Biville Swell Statistics, Gennaio: All Swell – Any Wind

The figure describes the variation of swells directed at Biville over a normal January. It is based on 2867 NWW3 model predictions since 2007 (values every 3 hours). The wave model does not forecast wind and surf right at the shore so we have chosen the most applicable grid node based on what we know about Biville, and at Biville the best grid node is 17 km away (11 miles).

The rose diagram describes the distribution of swell directions and swell sizes, while the graph at the bottom shows the same thing but without direction information. Five colours show increasing wave sizes. The smallest swells, less than 0.5m (1.5 feet), high are coloured blue. These were forecast only 49% of the time. Green and yellow show increasing swell sizes and red represents the highest swells, greater than >3m (>10ft). In each graph, the area of any colour is proportional to how often that size swell occurs.

The diagram indicates that the most common swell direction, shown by the biggest spokes, was W, whereas the the dominant wind blows from the WSW. Because the wave model grid is offshore, sometimes a strong offshore wind blows largest waves away from Biville and away from the coast. We combine these with the no surf category of the bar chart. To simplify things we don't show these in the rose diagram. Because wind determines whether or not waves are good for surfing at Biville, you can view an alternative image that shows only the swells that were expected to coincide with glassy or offshore wind conditions. During a typical January, swells large enough to cause clean enough to surf waves at Biville run for about 51% of the time.

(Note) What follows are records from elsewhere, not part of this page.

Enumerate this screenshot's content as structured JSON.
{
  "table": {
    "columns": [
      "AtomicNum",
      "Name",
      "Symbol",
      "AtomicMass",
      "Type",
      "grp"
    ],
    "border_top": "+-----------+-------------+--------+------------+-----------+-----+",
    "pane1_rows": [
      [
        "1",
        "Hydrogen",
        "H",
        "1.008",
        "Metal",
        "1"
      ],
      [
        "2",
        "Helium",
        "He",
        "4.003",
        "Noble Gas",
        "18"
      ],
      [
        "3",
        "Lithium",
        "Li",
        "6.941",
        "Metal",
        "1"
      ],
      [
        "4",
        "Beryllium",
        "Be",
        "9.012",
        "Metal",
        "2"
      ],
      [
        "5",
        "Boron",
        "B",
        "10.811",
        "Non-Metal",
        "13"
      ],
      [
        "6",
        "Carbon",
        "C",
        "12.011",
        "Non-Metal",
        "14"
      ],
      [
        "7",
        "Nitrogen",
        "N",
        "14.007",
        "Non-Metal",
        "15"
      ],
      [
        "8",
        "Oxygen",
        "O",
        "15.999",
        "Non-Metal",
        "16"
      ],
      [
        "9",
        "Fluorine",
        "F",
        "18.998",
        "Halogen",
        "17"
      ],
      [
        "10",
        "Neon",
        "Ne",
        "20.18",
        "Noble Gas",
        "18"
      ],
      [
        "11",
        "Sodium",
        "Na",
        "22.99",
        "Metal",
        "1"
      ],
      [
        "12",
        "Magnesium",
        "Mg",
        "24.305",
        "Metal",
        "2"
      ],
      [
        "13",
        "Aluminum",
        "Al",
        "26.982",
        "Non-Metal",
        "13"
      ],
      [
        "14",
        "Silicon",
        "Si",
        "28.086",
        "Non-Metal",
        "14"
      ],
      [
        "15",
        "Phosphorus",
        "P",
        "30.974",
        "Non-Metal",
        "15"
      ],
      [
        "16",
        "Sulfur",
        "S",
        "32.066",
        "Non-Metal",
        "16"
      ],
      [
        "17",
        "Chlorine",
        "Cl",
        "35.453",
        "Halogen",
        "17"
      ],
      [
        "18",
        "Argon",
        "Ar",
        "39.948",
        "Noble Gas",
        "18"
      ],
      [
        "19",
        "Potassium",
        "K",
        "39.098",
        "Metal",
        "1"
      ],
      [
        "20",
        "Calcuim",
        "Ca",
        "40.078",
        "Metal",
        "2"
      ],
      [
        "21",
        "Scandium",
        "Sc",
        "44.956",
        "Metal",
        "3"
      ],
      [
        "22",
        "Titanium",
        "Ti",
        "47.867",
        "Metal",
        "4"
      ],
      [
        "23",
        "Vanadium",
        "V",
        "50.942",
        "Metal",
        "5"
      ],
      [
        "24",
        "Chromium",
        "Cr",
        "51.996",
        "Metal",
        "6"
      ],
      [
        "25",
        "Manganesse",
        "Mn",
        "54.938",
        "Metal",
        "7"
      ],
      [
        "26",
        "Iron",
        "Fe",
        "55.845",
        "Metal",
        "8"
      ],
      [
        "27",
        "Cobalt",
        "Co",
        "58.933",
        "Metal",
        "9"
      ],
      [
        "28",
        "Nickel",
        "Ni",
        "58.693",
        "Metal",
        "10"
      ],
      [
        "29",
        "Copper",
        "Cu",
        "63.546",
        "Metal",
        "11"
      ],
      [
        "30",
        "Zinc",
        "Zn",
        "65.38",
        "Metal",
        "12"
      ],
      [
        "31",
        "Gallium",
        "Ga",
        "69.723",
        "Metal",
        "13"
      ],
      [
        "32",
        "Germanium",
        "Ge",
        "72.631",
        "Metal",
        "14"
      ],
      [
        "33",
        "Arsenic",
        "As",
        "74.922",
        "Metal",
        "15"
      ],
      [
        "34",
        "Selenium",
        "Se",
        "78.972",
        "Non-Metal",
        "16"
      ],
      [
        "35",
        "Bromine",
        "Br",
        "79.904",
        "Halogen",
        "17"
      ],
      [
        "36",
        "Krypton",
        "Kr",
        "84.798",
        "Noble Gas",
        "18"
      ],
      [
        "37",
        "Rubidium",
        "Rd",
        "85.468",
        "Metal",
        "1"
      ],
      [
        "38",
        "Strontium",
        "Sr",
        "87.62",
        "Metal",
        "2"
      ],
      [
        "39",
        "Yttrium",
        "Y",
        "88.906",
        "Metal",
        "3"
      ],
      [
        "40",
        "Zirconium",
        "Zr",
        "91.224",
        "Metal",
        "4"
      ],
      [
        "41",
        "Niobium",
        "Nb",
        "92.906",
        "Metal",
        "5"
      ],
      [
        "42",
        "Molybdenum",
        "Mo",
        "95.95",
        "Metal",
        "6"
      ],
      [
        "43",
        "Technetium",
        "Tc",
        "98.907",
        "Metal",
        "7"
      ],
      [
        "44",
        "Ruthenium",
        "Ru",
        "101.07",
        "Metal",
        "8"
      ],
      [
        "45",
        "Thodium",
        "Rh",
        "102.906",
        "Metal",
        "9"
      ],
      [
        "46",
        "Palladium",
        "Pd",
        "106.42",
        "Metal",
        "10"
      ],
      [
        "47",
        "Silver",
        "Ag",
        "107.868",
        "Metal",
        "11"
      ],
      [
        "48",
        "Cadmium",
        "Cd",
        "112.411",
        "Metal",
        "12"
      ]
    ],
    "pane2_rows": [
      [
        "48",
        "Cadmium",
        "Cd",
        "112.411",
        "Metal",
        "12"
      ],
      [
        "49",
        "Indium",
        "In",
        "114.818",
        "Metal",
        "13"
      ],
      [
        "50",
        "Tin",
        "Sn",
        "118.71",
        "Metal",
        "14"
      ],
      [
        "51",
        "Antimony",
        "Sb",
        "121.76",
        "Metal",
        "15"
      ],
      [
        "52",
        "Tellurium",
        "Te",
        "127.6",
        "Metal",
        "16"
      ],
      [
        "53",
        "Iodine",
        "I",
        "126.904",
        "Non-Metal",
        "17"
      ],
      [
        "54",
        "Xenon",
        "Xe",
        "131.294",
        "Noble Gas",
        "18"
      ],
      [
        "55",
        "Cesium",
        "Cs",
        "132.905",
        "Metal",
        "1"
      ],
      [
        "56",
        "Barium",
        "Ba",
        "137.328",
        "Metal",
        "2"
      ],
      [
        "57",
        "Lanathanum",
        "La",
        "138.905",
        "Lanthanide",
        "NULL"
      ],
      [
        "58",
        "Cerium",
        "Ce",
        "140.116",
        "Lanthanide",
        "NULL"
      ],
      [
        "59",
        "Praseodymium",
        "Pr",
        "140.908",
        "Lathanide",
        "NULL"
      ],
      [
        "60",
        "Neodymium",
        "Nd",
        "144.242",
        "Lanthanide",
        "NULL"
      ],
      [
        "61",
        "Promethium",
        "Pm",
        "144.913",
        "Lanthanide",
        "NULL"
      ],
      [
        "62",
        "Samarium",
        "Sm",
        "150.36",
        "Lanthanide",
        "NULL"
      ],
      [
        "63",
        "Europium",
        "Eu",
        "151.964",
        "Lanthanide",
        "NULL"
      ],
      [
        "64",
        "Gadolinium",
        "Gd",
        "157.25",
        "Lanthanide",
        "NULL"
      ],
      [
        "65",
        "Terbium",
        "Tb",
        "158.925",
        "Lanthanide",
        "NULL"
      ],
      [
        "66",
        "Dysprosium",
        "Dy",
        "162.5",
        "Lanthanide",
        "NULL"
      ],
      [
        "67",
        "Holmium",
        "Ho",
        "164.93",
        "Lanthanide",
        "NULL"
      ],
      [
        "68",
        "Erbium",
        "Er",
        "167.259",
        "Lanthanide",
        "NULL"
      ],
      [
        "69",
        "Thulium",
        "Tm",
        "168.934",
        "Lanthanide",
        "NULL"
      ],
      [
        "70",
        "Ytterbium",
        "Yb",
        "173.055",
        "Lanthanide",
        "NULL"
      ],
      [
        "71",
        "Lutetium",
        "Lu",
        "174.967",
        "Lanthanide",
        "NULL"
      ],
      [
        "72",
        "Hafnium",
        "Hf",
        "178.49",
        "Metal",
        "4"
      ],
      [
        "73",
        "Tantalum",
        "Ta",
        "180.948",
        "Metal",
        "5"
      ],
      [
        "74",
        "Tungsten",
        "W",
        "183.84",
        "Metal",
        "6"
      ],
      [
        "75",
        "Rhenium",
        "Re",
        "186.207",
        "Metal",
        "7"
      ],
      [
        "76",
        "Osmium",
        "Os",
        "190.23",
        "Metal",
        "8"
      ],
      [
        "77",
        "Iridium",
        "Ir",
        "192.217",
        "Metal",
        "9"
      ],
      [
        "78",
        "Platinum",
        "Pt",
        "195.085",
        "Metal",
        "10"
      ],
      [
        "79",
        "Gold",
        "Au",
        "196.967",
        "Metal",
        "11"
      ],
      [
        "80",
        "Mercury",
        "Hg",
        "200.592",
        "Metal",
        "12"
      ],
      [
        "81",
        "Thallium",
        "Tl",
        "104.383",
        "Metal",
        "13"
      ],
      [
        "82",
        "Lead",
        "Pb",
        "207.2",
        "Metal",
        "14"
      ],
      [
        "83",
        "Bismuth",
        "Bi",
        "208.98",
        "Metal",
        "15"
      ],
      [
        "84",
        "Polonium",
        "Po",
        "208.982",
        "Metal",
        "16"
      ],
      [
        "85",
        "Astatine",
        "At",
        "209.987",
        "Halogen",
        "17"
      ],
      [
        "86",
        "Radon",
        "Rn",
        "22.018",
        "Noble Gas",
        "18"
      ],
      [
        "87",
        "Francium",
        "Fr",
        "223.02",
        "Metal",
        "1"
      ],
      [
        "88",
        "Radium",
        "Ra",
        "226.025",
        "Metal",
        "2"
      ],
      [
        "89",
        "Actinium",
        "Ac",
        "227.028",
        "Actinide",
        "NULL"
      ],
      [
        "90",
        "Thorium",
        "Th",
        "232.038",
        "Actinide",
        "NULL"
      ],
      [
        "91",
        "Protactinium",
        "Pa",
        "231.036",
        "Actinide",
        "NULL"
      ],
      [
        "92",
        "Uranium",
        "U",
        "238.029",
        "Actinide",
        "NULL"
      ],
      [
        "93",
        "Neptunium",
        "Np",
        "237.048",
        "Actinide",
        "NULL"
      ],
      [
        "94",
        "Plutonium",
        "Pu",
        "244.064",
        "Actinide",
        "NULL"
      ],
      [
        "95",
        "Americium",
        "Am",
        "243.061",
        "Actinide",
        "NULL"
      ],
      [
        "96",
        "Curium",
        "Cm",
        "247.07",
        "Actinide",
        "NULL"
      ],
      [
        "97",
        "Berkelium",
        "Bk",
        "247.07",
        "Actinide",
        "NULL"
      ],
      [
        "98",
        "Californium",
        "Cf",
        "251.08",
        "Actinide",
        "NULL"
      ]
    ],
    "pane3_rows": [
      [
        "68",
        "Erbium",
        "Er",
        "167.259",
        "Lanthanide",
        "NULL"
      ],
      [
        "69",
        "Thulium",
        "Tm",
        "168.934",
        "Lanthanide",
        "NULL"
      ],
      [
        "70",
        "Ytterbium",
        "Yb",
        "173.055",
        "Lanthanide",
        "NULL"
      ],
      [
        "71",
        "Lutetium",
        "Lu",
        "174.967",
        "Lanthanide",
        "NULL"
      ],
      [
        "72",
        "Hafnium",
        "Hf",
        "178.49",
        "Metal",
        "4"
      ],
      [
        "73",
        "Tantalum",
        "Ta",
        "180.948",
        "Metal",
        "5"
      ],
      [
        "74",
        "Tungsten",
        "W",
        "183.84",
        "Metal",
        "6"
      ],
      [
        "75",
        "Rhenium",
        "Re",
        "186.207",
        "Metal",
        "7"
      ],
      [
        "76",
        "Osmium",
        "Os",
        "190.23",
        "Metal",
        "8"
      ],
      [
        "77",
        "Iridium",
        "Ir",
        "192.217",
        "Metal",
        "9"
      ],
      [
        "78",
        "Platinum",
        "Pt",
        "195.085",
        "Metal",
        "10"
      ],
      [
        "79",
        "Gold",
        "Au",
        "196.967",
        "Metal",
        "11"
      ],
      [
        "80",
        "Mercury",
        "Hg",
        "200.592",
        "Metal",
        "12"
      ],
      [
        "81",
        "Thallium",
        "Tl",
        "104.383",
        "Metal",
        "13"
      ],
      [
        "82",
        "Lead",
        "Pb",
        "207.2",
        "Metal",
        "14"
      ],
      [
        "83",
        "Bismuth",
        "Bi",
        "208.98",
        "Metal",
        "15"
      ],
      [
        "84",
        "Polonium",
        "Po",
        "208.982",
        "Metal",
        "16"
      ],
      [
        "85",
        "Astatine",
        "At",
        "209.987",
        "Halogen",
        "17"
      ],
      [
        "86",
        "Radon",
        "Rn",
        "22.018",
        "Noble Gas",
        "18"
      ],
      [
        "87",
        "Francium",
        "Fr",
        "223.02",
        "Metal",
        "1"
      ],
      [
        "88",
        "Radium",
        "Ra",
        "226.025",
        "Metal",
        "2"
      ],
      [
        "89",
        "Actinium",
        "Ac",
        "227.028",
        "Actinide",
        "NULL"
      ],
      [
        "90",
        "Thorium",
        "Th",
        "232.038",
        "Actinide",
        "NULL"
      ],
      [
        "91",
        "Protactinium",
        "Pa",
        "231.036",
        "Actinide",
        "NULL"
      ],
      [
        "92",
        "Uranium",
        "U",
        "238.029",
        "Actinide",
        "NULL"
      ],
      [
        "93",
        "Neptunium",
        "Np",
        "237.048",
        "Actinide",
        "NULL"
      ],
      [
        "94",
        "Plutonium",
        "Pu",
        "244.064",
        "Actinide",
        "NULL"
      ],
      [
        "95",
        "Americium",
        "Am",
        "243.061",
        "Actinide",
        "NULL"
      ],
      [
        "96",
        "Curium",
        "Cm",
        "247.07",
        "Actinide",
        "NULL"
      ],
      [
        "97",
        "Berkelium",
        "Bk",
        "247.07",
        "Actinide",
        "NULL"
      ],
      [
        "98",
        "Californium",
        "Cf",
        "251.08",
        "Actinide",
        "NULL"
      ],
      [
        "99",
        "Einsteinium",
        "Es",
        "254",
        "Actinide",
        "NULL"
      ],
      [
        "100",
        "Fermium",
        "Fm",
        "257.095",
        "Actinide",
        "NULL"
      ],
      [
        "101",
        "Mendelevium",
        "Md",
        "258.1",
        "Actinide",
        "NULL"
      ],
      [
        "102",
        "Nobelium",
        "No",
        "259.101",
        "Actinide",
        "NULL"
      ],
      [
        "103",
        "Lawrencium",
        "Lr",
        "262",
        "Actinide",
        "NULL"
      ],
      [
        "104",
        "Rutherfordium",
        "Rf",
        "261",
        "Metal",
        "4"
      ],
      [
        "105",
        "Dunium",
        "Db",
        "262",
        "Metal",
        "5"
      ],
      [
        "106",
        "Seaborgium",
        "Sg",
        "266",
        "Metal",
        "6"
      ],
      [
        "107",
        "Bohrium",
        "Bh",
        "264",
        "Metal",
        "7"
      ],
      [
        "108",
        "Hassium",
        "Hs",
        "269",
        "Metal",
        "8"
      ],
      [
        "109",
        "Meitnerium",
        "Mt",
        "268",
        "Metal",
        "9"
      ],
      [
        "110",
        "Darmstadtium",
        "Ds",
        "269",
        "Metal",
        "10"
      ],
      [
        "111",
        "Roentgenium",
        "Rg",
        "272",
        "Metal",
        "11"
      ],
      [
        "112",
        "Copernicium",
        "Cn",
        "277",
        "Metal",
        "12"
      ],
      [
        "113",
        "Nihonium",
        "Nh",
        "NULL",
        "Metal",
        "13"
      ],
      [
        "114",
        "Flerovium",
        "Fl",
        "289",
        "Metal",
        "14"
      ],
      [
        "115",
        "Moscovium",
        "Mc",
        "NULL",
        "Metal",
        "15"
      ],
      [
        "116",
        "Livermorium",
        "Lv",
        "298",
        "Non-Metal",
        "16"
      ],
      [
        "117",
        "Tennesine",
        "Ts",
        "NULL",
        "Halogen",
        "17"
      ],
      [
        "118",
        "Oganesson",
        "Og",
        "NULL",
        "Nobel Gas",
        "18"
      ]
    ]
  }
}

IMPORTANT: Beta version feature! Swell heights are open water values from NWW3. There is no attempt to model near-shore effects. Coastal wave heights will generally be less, especially if the break does not have unobstructed exposure to the open ocean.